──────── Material supplied ────────

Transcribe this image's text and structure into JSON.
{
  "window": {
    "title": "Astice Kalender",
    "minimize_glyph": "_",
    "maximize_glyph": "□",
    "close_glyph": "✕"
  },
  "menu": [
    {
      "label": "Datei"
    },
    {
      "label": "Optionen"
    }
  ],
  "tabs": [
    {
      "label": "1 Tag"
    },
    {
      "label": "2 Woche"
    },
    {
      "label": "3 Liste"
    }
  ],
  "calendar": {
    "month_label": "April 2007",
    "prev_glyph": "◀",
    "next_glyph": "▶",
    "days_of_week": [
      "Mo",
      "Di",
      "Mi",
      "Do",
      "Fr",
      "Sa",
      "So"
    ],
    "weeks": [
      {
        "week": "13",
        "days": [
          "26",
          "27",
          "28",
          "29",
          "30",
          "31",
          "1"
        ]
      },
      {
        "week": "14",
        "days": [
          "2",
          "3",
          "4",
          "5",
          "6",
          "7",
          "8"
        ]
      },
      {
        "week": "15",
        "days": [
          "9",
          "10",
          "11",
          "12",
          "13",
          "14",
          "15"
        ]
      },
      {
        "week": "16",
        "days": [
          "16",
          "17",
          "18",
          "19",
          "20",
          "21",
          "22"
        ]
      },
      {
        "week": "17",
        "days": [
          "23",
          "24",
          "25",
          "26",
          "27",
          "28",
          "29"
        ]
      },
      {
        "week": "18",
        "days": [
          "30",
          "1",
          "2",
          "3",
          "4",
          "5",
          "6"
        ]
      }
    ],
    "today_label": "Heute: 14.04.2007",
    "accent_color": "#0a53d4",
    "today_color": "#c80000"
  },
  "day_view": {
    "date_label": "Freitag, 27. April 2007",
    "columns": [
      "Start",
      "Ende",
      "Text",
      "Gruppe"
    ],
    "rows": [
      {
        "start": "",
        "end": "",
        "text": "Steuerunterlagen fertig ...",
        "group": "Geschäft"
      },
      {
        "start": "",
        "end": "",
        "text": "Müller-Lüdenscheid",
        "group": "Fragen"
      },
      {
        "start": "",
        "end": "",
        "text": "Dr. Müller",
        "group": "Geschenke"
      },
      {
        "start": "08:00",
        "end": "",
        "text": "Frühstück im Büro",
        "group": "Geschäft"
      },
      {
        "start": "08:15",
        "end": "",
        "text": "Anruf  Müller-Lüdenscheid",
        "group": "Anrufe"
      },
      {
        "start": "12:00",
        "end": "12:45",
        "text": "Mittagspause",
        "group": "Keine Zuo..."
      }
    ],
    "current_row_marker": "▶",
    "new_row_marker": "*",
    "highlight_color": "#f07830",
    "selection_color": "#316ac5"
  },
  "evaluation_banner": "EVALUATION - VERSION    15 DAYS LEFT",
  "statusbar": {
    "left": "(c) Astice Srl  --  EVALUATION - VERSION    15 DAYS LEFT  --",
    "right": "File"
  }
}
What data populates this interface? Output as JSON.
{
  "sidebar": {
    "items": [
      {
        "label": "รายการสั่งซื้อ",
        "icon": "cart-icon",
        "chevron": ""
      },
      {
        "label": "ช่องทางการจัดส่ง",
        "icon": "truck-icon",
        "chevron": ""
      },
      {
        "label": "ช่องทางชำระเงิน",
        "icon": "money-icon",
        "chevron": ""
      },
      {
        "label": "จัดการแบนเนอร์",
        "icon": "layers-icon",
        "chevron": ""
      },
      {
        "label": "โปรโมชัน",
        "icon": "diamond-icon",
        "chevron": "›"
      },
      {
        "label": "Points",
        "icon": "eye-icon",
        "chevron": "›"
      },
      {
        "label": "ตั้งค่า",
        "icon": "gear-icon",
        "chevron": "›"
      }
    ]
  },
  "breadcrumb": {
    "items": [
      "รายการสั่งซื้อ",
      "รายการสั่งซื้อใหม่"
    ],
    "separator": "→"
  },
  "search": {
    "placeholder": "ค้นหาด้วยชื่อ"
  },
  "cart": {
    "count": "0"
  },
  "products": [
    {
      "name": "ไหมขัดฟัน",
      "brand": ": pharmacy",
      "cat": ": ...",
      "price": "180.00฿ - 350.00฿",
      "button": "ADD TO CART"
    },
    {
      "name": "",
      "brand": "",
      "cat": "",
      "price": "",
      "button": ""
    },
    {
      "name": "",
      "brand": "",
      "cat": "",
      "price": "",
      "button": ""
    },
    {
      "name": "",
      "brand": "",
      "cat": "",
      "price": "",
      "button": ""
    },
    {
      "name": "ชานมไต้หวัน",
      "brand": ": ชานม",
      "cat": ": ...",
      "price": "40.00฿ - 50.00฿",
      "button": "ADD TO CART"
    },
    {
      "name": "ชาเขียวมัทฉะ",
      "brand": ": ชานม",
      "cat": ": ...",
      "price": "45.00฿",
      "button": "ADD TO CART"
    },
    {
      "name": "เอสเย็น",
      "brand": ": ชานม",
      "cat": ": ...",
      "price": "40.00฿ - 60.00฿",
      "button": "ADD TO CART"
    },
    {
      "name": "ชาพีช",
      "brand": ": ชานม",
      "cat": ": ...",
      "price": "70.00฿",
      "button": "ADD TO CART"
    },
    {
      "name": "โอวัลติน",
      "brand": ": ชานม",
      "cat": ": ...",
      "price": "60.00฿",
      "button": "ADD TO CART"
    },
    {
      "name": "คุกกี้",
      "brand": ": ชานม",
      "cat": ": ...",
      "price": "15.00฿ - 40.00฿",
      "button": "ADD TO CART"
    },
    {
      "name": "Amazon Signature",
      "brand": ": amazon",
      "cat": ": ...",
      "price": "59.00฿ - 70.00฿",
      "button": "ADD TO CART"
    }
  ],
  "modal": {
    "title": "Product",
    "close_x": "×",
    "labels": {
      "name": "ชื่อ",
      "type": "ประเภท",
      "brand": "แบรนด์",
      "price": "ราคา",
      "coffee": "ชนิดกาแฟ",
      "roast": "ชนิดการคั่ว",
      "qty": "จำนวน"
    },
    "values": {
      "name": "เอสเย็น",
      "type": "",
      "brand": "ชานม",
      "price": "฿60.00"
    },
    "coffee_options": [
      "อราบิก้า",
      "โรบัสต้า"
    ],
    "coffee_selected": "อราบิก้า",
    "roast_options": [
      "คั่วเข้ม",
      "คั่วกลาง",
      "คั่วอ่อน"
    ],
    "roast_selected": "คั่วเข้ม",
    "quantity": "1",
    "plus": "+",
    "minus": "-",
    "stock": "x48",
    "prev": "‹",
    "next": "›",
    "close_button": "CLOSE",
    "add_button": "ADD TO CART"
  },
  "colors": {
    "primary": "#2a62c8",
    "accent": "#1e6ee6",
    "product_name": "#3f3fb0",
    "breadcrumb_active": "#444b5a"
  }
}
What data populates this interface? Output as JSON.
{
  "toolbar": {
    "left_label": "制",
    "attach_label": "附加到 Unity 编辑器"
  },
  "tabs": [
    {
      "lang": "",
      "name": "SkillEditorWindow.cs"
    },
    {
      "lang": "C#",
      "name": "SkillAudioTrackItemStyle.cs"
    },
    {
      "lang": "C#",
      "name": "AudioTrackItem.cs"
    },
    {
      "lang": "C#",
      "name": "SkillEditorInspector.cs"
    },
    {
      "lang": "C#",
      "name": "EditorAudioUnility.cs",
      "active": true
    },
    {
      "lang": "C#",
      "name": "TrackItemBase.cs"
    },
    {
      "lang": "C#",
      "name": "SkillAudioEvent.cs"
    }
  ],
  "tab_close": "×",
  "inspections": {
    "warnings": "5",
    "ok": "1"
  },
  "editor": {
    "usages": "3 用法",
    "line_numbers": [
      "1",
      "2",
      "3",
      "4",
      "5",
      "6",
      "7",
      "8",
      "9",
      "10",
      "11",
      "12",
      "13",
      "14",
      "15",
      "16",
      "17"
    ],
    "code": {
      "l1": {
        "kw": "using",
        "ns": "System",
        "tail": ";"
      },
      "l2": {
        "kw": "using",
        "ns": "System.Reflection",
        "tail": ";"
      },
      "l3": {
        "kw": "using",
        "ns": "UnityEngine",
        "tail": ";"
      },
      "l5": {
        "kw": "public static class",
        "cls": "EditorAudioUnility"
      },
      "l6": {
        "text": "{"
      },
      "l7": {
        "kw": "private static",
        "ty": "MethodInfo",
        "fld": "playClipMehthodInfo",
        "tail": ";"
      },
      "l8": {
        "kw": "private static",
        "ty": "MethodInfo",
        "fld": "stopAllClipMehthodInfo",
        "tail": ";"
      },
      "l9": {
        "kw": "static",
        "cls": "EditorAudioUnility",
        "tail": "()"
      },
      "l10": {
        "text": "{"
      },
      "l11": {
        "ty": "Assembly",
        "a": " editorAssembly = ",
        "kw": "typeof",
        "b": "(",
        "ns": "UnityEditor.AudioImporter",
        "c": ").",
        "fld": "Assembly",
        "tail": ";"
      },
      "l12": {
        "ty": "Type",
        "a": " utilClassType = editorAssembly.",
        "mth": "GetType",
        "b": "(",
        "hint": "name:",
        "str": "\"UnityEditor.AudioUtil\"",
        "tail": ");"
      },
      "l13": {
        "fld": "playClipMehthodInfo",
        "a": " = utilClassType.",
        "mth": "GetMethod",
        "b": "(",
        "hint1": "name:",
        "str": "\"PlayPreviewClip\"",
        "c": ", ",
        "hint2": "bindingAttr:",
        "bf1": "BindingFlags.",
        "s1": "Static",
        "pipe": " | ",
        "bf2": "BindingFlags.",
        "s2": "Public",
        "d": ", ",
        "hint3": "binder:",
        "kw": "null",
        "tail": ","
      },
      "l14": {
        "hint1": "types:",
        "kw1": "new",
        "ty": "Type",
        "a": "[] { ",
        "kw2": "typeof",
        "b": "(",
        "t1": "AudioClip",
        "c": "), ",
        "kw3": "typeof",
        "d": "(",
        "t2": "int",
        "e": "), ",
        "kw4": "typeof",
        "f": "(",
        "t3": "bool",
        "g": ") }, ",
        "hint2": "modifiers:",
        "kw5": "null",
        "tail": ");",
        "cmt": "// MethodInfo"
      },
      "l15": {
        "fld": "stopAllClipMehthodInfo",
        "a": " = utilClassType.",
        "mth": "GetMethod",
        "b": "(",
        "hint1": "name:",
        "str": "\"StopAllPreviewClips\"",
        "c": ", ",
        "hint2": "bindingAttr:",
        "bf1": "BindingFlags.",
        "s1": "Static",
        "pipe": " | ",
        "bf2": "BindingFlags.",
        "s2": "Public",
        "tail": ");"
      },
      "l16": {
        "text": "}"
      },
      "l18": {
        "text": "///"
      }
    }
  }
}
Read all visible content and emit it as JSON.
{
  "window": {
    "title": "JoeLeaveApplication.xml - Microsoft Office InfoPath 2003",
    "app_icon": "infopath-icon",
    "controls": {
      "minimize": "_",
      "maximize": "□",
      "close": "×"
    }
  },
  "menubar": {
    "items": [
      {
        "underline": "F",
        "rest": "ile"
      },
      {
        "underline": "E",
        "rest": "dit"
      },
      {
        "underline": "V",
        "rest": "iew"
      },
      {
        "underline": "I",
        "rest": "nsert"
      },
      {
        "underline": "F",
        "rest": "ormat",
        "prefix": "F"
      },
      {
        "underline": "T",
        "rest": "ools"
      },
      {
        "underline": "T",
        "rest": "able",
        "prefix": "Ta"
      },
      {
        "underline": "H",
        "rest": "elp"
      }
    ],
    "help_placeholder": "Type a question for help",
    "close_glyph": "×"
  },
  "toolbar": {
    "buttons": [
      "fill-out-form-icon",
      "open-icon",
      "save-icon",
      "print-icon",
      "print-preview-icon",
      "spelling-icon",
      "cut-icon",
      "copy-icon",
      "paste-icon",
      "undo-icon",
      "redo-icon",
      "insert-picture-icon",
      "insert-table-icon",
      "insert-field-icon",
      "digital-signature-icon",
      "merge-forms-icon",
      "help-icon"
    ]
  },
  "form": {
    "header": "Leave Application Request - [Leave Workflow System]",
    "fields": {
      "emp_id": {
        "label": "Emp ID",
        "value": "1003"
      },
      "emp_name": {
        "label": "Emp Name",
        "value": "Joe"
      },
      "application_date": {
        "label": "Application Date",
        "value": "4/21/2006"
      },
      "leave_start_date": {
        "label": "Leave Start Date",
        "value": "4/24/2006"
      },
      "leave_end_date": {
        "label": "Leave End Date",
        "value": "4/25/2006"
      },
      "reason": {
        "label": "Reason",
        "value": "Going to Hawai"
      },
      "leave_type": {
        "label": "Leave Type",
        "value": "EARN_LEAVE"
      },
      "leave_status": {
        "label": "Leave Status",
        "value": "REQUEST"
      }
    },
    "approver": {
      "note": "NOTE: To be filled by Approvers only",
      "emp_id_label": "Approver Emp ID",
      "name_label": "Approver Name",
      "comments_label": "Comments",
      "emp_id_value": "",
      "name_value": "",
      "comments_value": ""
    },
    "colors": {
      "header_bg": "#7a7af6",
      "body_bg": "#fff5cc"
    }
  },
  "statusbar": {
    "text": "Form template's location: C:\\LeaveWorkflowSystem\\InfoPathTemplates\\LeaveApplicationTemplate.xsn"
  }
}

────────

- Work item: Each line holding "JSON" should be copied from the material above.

- Response area:
Transcribe this image's text and structure into JSON.
What data populates this interface? Output as JSON.
What data populates this interface? Output as JSON.
Read all visible content and emit it as JSON.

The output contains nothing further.